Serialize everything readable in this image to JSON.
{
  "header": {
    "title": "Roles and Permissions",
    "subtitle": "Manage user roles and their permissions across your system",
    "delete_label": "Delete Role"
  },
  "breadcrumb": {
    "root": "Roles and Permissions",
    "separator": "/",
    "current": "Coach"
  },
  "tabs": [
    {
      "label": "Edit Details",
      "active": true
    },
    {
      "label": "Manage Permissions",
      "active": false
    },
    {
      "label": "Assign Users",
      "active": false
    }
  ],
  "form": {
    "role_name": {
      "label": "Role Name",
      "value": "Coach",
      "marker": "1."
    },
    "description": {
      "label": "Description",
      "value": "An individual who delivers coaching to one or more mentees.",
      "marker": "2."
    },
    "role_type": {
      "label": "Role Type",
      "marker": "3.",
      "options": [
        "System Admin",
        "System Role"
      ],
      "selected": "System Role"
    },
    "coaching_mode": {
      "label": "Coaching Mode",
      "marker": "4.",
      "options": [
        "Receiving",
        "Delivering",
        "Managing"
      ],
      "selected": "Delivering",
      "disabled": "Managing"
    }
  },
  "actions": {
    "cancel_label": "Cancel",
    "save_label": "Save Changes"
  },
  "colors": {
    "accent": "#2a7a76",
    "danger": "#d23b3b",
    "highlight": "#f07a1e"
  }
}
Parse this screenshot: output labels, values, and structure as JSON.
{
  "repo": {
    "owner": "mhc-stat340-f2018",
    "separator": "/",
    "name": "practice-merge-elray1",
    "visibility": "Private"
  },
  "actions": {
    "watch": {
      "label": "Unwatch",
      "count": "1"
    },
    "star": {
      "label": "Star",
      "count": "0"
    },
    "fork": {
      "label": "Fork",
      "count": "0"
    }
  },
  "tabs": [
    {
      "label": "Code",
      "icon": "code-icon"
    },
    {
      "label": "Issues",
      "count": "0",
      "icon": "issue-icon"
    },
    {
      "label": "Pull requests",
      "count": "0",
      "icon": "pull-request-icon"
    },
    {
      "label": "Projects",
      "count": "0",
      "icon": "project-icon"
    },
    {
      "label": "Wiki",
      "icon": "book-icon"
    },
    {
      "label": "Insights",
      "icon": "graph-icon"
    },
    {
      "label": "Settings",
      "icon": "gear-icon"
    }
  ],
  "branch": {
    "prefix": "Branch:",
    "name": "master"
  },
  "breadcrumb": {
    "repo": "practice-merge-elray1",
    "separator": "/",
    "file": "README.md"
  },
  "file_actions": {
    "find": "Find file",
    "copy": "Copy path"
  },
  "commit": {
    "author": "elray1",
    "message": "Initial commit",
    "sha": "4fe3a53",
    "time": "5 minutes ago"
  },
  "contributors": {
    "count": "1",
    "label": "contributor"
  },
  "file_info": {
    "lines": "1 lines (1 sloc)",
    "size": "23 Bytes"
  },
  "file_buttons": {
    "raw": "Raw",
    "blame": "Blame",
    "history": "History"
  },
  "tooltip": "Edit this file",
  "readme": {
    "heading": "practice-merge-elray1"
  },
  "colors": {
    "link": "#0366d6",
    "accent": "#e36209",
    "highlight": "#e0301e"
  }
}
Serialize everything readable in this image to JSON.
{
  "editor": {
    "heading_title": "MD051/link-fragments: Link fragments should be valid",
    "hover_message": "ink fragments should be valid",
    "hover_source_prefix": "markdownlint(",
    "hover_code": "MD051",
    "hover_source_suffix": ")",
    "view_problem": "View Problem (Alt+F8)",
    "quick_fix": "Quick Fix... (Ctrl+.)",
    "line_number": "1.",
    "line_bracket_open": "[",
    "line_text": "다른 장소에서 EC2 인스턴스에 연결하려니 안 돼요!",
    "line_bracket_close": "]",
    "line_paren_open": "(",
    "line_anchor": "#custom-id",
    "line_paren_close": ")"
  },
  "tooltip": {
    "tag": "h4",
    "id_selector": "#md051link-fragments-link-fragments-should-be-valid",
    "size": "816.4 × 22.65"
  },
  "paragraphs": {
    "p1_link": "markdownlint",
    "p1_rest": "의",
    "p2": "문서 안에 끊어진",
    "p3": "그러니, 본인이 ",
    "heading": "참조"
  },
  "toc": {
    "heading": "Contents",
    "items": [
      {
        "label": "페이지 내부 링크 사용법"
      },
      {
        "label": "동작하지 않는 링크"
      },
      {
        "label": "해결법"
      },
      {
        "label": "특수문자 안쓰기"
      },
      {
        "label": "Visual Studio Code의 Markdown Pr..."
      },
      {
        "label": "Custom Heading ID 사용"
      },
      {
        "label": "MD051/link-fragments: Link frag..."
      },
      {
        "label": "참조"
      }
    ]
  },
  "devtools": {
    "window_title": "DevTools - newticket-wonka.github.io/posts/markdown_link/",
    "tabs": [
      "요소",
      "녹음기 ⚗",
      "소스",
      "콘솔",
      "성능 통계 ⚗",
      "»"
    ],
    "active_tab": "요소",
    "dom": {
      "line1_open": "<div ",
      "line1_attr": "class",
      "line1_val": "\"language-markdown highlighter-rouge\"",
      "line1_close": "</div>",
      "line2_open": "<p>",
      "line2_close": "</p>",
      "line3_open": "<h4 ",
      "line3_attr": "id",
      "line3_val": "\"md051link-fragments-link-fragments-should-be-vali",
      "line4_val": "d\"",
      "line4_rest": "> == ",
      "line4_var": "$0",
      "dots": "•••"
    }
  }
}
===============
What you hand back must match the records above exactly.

Serialize everything readable in this image to JSON.
{
  "header": {
    "title": "Roles and Permissions",
    "subtitle": "Manage user roles and their permissions across your system",
    "delete_label": "Delete Role"
  },
  "breadcrumb": {
    "root": "Roles and Permissions",
    "separator": "/",
    "current": "Coach"
  },
  "tabs": [
    {
      "label": "Edit Details",
      "active": true
    },
    {
      "label": "Manage Permissions",
      "active": false
    },
    {
      "label": "Assign Users",
      "active": false
    }
  ],
  "form": {
    "role_name": {
      "label": "Role Name",
      "value": "Coach",
      "marker": "1."
    },
    "description": {
      "label": "Description",
      "value": "An individual who delivers coaching to one or more mentees.",
      "marker": "2."
    },
    "role_type": {
      "label": "Role Type",
      "marker": "3.",
      "options": [
        "System Admin",
        "System Role"
      ],
      "selected": "System Role"
    },
    "coaching_mode": {
      "label": "Coaching Mode",
      "marker": "4.",
      "options": [
        "Receiving",
        "Delivering",
        "Managing"
      ],
      "selected": "Delivering",
      "disabled": "Managing"
    }
  },
  "actions": {
    "cancel_label": "Cancel",
    "save_label": "Save Changes"
  },
  "colors": {
    "accent": "#2a7a76",
    "danger": "#d23b3b",
    "highlight": "#f07a1e"
  }
}
Parse this screenshot: output labels, values, and structure as JSON.
{
  "repo": {
    "owner": "mhc-stat340-f2018",
    "separator": "/",
    "name": "practice-merge-elray1",
    "visibility": "Private"
  },
  "actions": {
    "watch": {
      "label": "Unwatch",
      "count": "1"
    },
    "star": {
      "label": "Star",
      "count": "0"
    },
    "fork": {
      "label": "Fork",
      "count": "0"
    }
  },
  "tabs": [
    {
      "label": "Code",
      "icon": "code-icon"
    },
    {
      "label": "Issues",
      "count": "0",
      "icon": "issue-icon"
    },
    {
      "label": "Pull requests",
      "count": "0",
      "icon": "pull-request-icon"
    },
    {
      "label": "Projects",
      "count": "0",
      "icon": "project-icon"
    },
    {
      "label": "Wiki",
      "icon": "book-icon"
    },
    {
      "label": "Insights",
      "icon": "graph-icon"
    },
    {
      "label": "Settings",
      "icon": "gear-icon"
    }
  ],
  "branch": {
    "prefix": "Branch:",
    "name": "master"
  },
  "breadcrumb": {
    "repo": "practice-merge-elray1",
    "separator": "/",
    "file": "README.md"
  },
  "file_actions": {
    "find": "Find file",
    "copy": "Copy path"
  },
  "commit": {
    "author": "elray1",
    "message": "Initial commit",
    "sha": "4fe3a53",
    "time": "5 minutes ago"
  },
  "contributors": {
    "count": "1",
    "label": "contributor"
  },
  "file_info": {
    "lines": "1 lines (1 sloc)",
    "size": "23 Bytes"
  },
  "file_buttons": {
    "raw": "Raw",
    "blame": "Blame",
    "history": "History"
  },
  "tooltip": "Edit this file",
  "readme": {
    "heading": "practice-merge-elray1"
  },
  "colors": {
    "link": "#0366d6",
    "accent": "#e36209",
    "highlight": "#e0301e"
  }
}
Serialize everything readable in this image to JSON.
{
  "editor": {
    "heading_title": "MD051/link-fragments: Link fragments should be valid",
    "hover_message": "ink fragments should be valid",
    "hover_source_prefix": "markdownlint(",
    "hover_code": "MD051",
    "hover_source_suffix": ")",
    "view_problem": "View Problem (Alt+F8)",
    "quick_fix": "Quick Fix... (Ctrl+.)",
    "line_number": "1.",
    "line_bracket_open": "[",
    "line_text": "다른 장소에서 EC2 인스턴스에 연결하려니 안 돼요!",
    "line_bracket_close": "]",
    "line_paren_open": "(",
    "line_anchor": "#custom-id",
    "line_paren_close": ")"
  },
  "tooltip": {
    "tag": "h4",
    "id_selector": "#md051link-fragments-link-fragments-should-be-valid",
    "size": "816.4 × 22.65"
  },
  "paragraphs": {
    "p1_link": "markdownlint",
    "p1_rest": "의",
    "p2": "문서 안에 끊어진",
    "p3": "그러니, 본인이 ",
    "heading": "참조"
  },
  "toc": {
    "heading": "Contents",
    "items": [
      {
        "label": "페이지 내부 링크 사용법"
      },
      {
        "label": "동작하지 않는 링크"
      },
      {
        "label": "해결법"
      },
      {
        "label": "특수문자 안쓰기"
      },
      {
        "label": "Visual Studio Code의 Markdown Pr..."
      },
      {
        "label": "Custom Heading ID 사용"
      },
      {
        "label": "MD051/link-fragments: Link frag..."
      },
      {
        "label": "참조"
      }
    ]
  },
  "devtools": {
    "window_title": "DevTools - newticket-wonka.github.io/posts/markdown_link/",
    "tabs": [
      "요소",
      "녹음기 ⚗",
      "소스",
      "콘솔",
      "성능 통계 ⚗",
      "»"
    ],
    "active_tab": "요소",
    "dom": {
      "line1_open": "<div ",
      "line1_attr": "class",
      "line1_val": "\"language-markdown highlighter-rouge\"",
      "line1_close": "</div>",
      "line2_open": "<p>",
      "line2_close": "</p>",
      "line3_open": "<h4 ",
      "line3_attr": "id",
      "line3_val": "\"md051link-fragments-link-fragments-should-be-vali",
      "line4_val": "d\"",
      "line4_rest": "> == ",
      "line4_var": "$0",
      "dots": "•••"
    }
  }
}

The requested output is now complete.